Here I want to focus on what socialism might imply for communications policy, and, more specifically, for control of the channels of communications that enable the American public to connect with their families, friends, and civic groups, to engage in social and political affairs, and to inform and entertain themselves. In short, to live their everyday lives by communicating freely.
What do the socialists have to say about this?
By no means did Karl Marx and Friedrich Engels, in
The Communist Manifesto
, ignore the significance of control of communications channels to the establishment of the socialist revolution. One of the ten key measures that Marx and Engels said would be necessary in advanced countries to achieve the proletariat revolution is: "Centralisation of the means of communication and transport in the hands of the State."
Of course, with a vengeance that was ruthless, Vladimir Lenin put Marx's and Engels' injunction into practice as he consolidated control of communications in state-run propaganda organs, while simultaneously vanquishing independent media.
In other words, Venezuela's Hugo Chavez, once the darling of American liberals such as former Representative Joe Kennedy and actor Sean Penn, didn't invent the socialist playbook regarding state control of the media and communications channels.
Now fast forward to America, circa 2009. In an
with a publication called
, a publication of
"The Socialist Project,"
Robert McChesney said this, in the context of discussing what he called "the battle for network neutrality": "What we want to have in the U.S. and in every society is an Internet that is not private property, but a public utility. We want an Internet where you don't have to have a password and that you don't pay a penny to use. It is your right to use the Internet."
Robert McChesney, an American professor teaching at the University of Illinois at Urbana- Champaign, not only publishes in "The Socialist Project," he is an avowed socialist. Here is what
says about itself: "The SP opposes capitalism out of necessity and supports the anti-capitalist struggles of others out of solidarity."
Oh, and by the way, Robert McChesney is a co-founder and director emeritus of the advocacy organization,
I mention Robert McChesney's connection to Free Press because the organization is a leader – if not
leader – in the fight to turn Internet service providers into public utilities by once again shackling them with so-called "Title II regulation." In its January 2018
Restoring Internet Freedom Order
, the FCC's current Republican majority repealed the Title II public utility regulation of Internet providers that had been mandated by the Obama FCC.
Now, please carefully note: I am
suggesting that, like Professor McChesney, all advocates of Title II regulation of Internet providers are socialists, although I suspect an increasing number would proudly embrace the label. In any event, thankfully, we live in a free country in which you can call yourself whatever you wish, and more importantly, believe whatever you wish.
But here's what I

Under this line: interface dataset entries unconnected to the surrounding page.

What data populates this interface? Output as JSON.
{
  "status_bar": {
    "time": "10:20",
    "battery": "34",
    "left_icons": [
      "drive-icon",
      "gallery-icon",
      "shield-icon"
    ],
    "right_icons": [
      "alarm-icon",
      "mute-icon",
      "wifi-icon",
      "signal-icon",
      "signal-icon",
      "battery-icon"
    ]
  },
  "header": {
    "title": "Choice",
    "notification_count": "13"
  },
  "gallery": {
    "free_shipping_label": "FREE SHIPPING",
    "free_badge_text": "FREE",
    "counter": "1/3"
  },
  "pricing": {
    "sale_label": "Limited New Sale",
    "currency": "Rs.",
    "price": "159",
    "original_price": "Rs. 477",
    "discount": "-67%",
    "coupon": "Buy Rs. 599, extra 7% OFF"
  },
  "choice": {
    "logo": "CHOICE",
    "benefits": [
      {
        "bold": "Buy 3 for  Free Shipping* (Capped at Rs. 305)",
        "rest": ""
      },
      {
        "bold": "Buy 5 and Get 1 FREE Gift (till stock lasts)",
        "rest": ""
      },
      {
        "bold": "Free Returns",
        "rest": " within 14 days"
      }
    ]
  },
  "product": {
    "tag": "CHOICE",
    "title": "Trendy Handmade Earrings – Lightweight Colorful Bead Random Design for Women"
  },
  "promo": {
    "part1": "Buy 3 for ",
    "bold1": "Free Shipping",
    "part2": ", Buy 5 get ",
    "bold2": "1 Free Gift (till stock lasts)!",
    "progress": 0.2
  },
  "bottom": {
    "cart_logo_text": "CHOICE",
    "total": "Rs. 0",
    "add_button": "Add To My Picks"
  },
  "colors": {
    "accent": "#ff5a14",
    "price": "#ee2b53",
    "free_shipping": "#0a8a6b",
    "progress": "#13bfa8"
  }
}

suggesting: With infatuation with socialism on the rise, it is wise to pay attention to what socialist ideology implies for communications policy. The House Communications and Technology Committee held a hearing last week on "Net Neutrality." And a Free Press representative was invited by the Committee majority to testify, and she advocated a return to public utility regulation of Internet providers. That being so, it's worth repeating Free Press's co-founder Robert McChesney's declaration: "What we want to have in the U.S. and in every society is an Internet that is not private property, but a public utility."
Oscar Wilde may have said: "The one duty we owe to history is to rewrite it." I prefer Winston Churchill's felicitous rephrasing of George Santayana: "Those who fail to learn from history are condemned to repeat it."